The cast of the movie might be asked to wear their own clothes. Personal items sharing is likely to be prohibited. The extra crew members in an acting sequence might be replaced by the use of visual effects and technology. Moreover, foreign actors would have to undergo mandatory health check-ups and quarantine procedures.
As the UK begins to ease lockdown measures, the conventional cinema houses and theatres need to implement social distancing and hygiene measures.
The outbreak of the novel coronavirus has severely dented the entertainment sector. The pandemic caused the film industry to shut down in the UK. Since 20th March onwards, cinemas were banned in the UK. The cinema houses are looking forward to July re-opening and actively seeking a directive from the government. Most of the movies have been postponed until the end of this year. High-value investments in production are currently sitting suspended around the UK due to the unprecedented crisis caused by the novel coronavirus.
The cinema houses are making changes to the infrastructure such as spaced-out seating, installation of acrylic screens and many other small alterations which could increase the confidence level of consumers and mark their return to cinema houses. The conventional cinema has always held a firm stance against the challenges posed by the Spanish Flu, technological advancements such as DVD and OTT platforms. The cinema houses believe that if the reproductive rate (R) remains less than one, and if the UK manages to avoid a second wave of the pandemic, things will change drastically with the change in perception.
The cinema houses are currently struggling for income generation. In addition, fixed costs such as utilities, security, insurance, and many of other recurring expenses are burning a hole in the pockets of the entertainment houses. The main issue for these entertainment houses is to implement social distancing rules in old buildings and auditoriums. Even if these rules are implemented, this would lead to a decrease in capacity by at least 20 per cent, which could raise questions on the viability of the project. The businesses in this sector are currently chalking out refurbishment plans and working on optimisation of costs.
Food and beverage outlets within the premises of cinema houses contributed significantly, which has completely got stopped. However, the running costs in the form of wages & composition is still denting the finances of the cinema houses. Not just the exhibitors, the production is also affected due to the pandemic. Let us discuss a few businesses operating in this sector.
- Cineworld Group Plc (LON: CINE)
The cinema chain, Cineworld Group Plc attained a CAGR (compounded annual growth rate) of 76.27 per cent as its total revenue grew from USD 797.80 million in FY16 to USD 4,369.7 million in FY19.
To withstand the current crisis caused by the pandemic, Cineworld Group secured additional liquidity of USD 110 million through its revolving credit facility. In addition, the cinema chain is likely to apply for an additional USD 45 million under CBILS loan scheme launched by the British government.

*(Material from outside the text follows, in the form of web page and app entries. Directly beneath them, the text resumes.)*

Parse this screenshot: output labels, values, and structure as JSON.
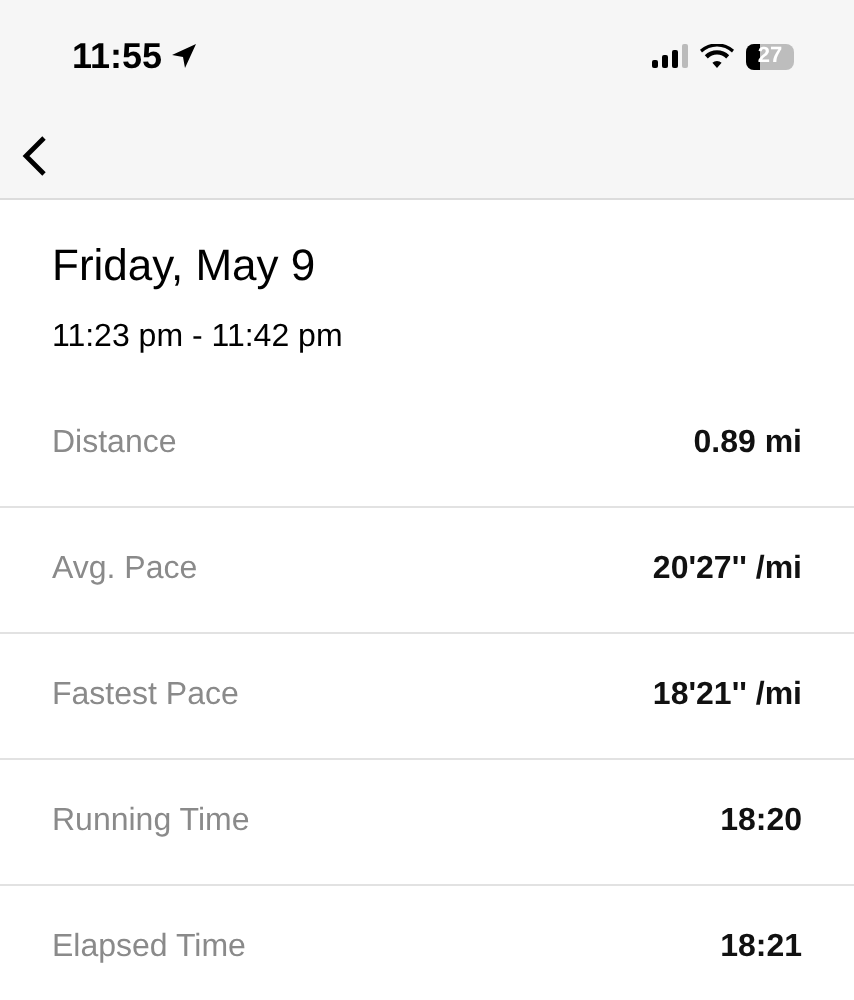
{
  "status_bar": {
    "time": "11:55",
    "battery": "27"
  },
  "header": {
    "title": "Friday, May 9",
    "time_range": "11:23 pm - 11:42 pm"
  },
  "stats": [
    {
      "label": "Distance",
      "value": "0.89 mi"
    },
    {
      "label": "Avg. Pace",
      "value": "20'27'' /mi"
    },
    {
      "label": "Fastest Pace",
      "value": "18'21'' /mi"
    },
    {
      "label": "Running Time",
      "value": "18:20"
    },
    {
      "label": "Elapsed Time",
      "value": "18:21"
    }
  ]
}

Cineworld Group Plc shares were trading at GBX 78.04 at the time of writing before the market close (at 11:33 AM GMT+1) on 15th June 2020, were up by 1.80 per cent versus the previous day closing price. Stock's 52-weeks High is GBX 285.80, and 52-weeks Low is GBX 21.38.
- ITV Plc (LON: ITV)

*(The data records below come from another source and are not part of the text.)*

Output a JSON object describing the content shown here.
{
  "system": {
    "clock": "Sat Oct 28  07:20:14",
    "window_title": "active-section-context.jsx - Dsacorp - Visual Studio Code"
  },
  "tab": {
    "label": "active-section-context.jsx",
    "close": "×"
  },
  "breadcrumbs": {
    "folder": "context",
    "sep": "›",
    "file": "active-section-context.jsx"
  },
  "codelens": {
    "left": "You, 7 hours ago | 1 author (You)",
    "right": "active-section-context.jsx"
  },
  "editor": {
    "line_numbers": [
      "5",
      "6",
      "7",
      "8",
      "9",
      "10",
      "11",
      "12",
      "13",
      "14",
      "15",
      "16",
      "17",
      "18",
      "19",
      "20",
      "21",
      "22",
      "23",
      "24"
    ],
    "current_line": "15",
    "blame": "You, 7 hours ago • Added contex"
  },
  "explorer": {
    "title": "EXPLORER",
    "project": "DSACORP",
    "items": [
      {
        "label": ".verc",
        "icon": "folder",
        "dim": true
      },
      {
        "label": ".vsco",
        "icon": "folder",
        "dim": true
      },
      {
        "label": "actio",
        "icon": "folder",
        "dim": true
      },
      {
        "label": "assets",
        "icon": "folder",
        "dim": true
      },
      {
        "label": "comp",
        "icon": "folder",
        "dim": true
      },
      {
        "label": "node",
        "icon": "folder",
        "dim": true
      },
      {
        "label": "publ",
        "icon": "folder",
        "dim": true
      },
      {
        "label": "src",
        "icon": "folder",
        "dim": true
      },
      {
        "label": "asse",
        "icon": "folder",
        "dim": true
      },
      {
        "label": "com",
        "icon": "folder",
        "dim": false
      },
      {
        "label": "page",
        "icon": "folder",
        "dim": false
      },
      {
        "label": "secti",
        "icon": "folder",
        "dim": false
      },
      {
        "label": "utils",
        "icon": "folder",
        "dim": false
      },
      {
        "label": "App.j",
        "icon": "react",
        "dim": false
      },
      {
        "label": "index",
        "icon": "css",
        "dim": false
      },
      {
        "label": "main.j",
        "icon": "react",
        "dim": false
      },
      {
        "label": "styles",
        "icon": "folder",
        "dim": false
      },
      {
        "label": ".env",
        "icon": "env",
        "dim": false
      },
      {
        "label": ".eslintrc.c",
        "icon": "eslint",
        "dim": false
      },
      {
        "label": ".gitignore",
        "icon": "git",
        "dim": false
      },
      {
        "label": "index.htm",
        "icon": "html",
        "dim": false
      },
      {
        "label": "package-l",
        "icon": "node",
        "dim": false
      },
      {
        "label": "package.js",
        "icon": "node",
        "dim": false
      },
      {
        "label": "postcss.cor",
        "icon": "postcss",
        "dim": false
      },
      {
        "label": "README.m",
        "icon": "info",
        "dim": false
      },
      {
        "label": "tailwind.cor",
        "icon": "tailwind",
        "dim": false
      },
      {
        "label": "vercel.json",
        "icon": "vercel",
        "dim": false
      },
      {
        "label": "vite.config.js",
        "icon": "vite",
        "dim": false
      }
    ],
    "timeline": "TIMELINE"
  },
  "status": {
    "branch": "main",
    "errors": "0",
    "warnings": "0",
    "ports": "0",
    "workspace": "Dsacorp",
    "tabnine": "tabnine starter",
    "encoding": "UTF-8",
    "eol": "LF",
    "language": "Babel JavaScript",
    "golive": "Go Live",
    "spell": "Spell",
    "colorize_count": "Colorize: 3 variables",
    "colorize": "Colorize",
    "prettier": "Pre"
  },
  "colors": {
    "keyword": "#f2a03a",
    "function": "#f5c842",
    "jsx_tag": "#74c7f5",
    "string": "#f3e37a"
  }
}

ITV Plc is into broadcasting of content through various platforms such as ITV Hub. The broadcaster reportedly furloughed nearly 800 people and suffered a 42 per cent plunge in advertising revenues.

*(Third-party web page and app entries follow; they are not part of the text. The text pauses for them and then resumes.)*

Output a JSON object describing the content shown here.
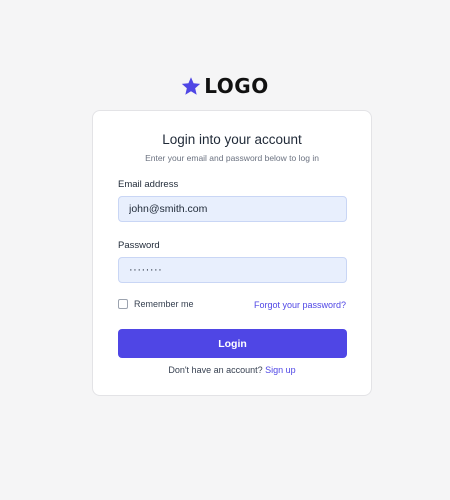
{
  "logo": {
    "icon": "star-icon",
    "text": "LOGO",
    "color": "#4f46e5"
  },
  "card": {
    "title": "Login into your account",
    "subtitle": "Enter your email and password below to log in",
    "email": {
      "label": "Email address",
      "value": "john@smith.com"
    },
    "password": {
      "label": "Password",
      "value": "········"
    },
    "remember_label": "Remember me",
    "forgot_label": "Forgot your password?",
    "login_label": "Login",
    "signup_prompt": "Don't have an account?",
    "signup_link": "Sign up"
  },
  "colors": {
    "accent": "#4f46e5",
    "input_bg": "#e8effd",
    "page_bg": "#f5f5f6"
  }
}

ITV Plc shares were trading at GBX 76.34 at the time of writing before the market close (at 11:44 AM GMT+1) on 15th June 2020, down by 3 per cent versus the previous day closing price. Stock's 52 weeks High is GBX 156.50, and the 52-weeks Low is GBX 54.42.